Anyone who has spent any time looking into the Bhagavad-Gita knows that in the first chapter there are countless characters named who all represent different facets of our personalities which are either an impediment or a boon toward our spiritual progress. The Kurus represent the impediments and the Pandavas represent the boons.
Note: Even Arjuna, a Pandava, exhibited a great amount of insecurity and apprehensiveness.
But I am interested in the very first lines of the Gita before it moves to the battlefield of Kurukshetra. They take place in the chamber of Dhritarashtra (who represents spiritual blindness). He is asking Sanjaya what is happening on the battlefield. Sanjaya, with divine sight is able to see what went on, intuitively.

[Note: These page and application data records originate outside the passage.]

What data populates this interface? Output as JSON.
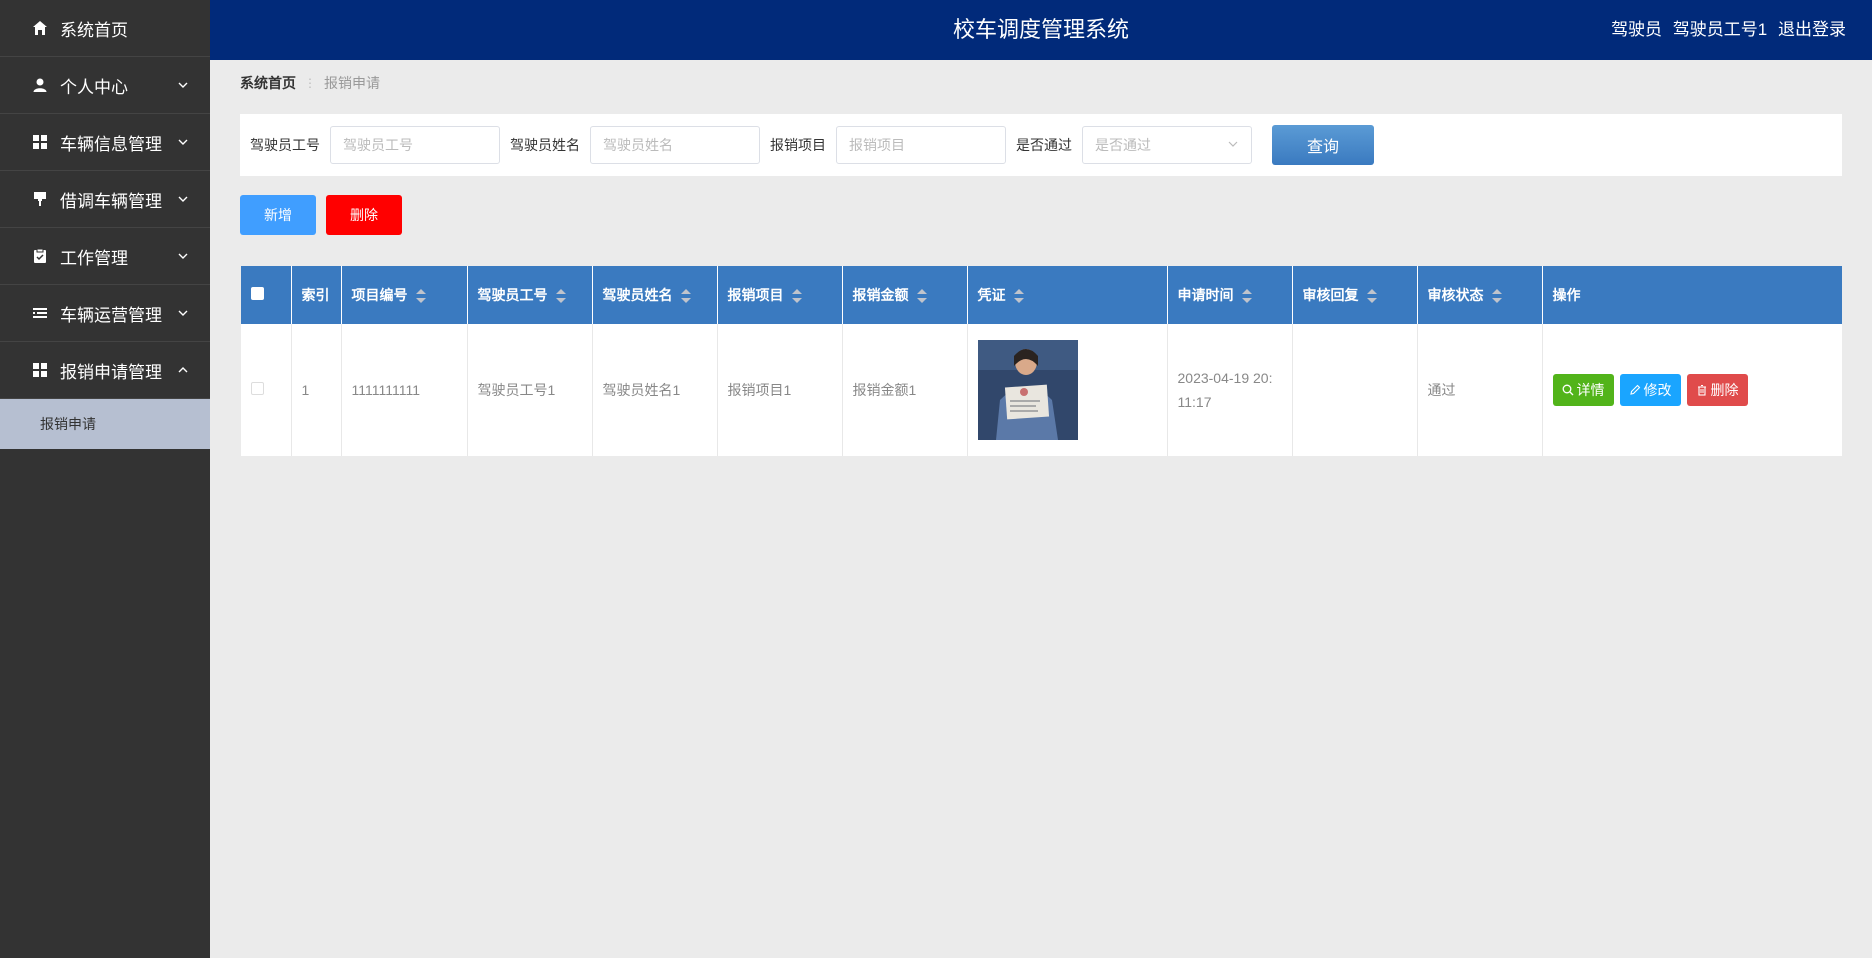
{
  "app": {
    "title": "校车调度管理系统",
    "role": "驾驶员",
    "user": "驾驶员工号1",
    "logout": "退出登录"
  },
  "sidebar": {
    "items": [
      {
        "label": "系统首页",
        "icon": "home-icon"
      },
      {
        "label": "个人中心",
        "icon": "user-icon"
      },
      {
        "label": "车辆信息管理",
        "icon": "grid-icon"
      },
      {
        "label": "借调车辆管理",
        "icon": "brush-icon"
      },
      {
        "label": "工作管理",
        "icon": "clipboard-icon"
      },
      {
        "label": "车辆运营管理",
        "icon": "list-icon"
      },
      {
        "label": "报销申请管理",
        "icon": "grid-icon"
      }
    ],
    "sub_item": "报销申请"
  },
  "breadcrumb": {
    "home": "系统首页",
    "current": "报销申请"
  },
  "search": {
    "driver_id_label": "驾驶员工号",
    "driver_id_placeholder": "驾驶员工号",
    "driver_name_label": "驾驶员姓名",
    "driver_name_placeholder": "驾驶员姓名",
    "item_label": "报销项目",
    "item_placeholder": "报销项目",
    "pass_label": "是否通过",
    "pass_placeholder": "是否通过",
    "query_button": "查询"
  },
  "actions": {
    "add": "新增",
    "delete": "删除"
  },
  "table": {
    "headers": {
      "index": "索引",
      "project_no": "项目编号",
      "driver_id": "驾驶员工号",
      "driver_name": "驾驶员姓名",
      "item": "报销项目",
      "amount": "报销金额",
      "voucher": "凭证",
      "apply_time": "申请时间",
      "reply": "审核回复",
      "status": "审核状态",
      "ops": "操作"
    },
    "rows": [
      {
        "index": "1",
        "project_no": "1111111111",
        "driver_id": "驾驶员工号1",
        "driver_name": "驾驶员姓名1",
        "item": "报销项目1",
        "amount": "报销金额1",
        "apply_time_1": "2023-04-19 20:",
        "apply_time_2": "11:17",
        "reply": "",
        "status": "通过",
        "ops": {
          "view": "详情",
          "edit": "修改",
          "delete": "删除"
        }
      }
    ]
  },
  "colors": {
    "header_bg": "#012a7a",
    "sidebar_bg": "#333333",
    "table_header": "#3a7ac0",
    "accent_blue": "#409eff",
    "danger": "#ff0000"
  }
}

Sanjaya represents unbiased introspection. Though the point of meditation at night is not to re-live our day, it is beneficial to have an unbiased look at whether we “won the battle” over the senses, desires, ego, etc. So every day, you can experience the very yogic principle which Vedavyasa was putting forth in the introduction to the Bhagavad-Gita.
When, in meditation, you find that you are observing your thoughts rather than thinking them, that is Sanjaya.